What about you? Which writers and works would be on YOUR list? Any article or event that keeps the conversation about, and the reading of, American literature going is worth noting, even celebrating. So hats off to Tanenhaus, A.O. Scott, the New York Times Book Review and its contributors for this interesting project.

May the reading never cease… and may Americans keep rising to their potential as true and unique voices of artistic freedom and integrity, in a world that is ever in need of such shining beacons to guide it along its harried and haunted voyage.

2 comments:

Aura McKnightly said...

I'd put John Irving's name in there for discussion. And Kurt Vonegett (sp?) too.

And this might seem like blaspheme, but as far as shaping the fabric of what America reads and in some instances giving an idea of small town life, you could throw Stephen King in there just for sheer discussion. I mean, if you're talking the past 25 years...

But, I'll let the experts do their work...

Duke Altum said...

See what I mean about the "debate"? :)

Actually those are all good suggestions Aura, and one could definitely make a case for including them. They're not particularly high on my personal list, although Vonnegut probably should have been mentioned in my list of modern greats... 'Slaughterhouse Five' is a very powerful book.

And when it comes to writers having an impact on the American literary scene over the course of the past 25 years, King's name is going to come up... although whether his stuff should be considered "literature" at all is definitely worth questioning. Saying that doesn't take away from his talent however, nor his track record of success (obviously!).

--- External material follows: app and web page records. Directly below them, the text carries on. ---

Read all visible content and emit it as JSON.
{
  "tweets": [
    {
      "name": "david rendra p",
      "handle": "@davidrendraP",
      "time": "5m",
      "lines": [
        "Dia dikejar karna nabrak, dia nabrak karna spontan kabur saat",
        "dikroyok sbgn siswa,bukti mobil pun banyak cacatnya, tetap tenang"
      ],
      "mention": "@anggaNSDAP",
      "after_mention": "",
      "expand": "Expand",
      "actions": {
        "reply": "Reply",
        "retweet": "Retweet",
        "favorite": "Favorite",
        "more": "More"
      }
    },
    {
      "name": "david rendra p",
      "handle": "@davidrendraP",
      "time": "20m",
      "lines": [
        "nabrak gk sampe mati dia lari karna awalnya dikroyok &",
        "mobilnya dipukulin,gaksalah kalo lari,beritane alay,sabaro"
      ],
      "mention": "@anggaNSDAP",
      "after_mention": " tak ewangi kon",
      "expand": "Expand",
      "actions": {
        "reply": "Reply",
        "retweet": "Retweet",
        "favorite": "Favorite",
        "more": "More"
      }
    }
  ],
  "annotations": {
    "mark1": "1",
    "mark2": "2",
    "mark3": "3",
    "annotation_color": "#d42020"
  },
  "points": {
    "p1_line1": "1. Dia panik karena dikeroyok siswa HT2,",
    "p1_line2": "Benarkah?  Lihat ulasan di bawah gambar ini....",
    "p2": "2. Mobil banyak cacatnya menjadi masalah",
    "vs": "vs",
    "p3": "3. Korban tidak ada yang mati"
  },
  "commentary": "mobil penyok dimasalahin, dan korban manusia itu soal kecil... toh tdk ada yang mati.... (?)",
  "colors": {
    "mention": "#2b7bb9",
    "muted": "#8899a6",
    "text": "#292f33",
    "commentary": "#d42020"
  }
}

Thanks for ringing in... that was the whole point of this post! You've already added valuably to the conversation...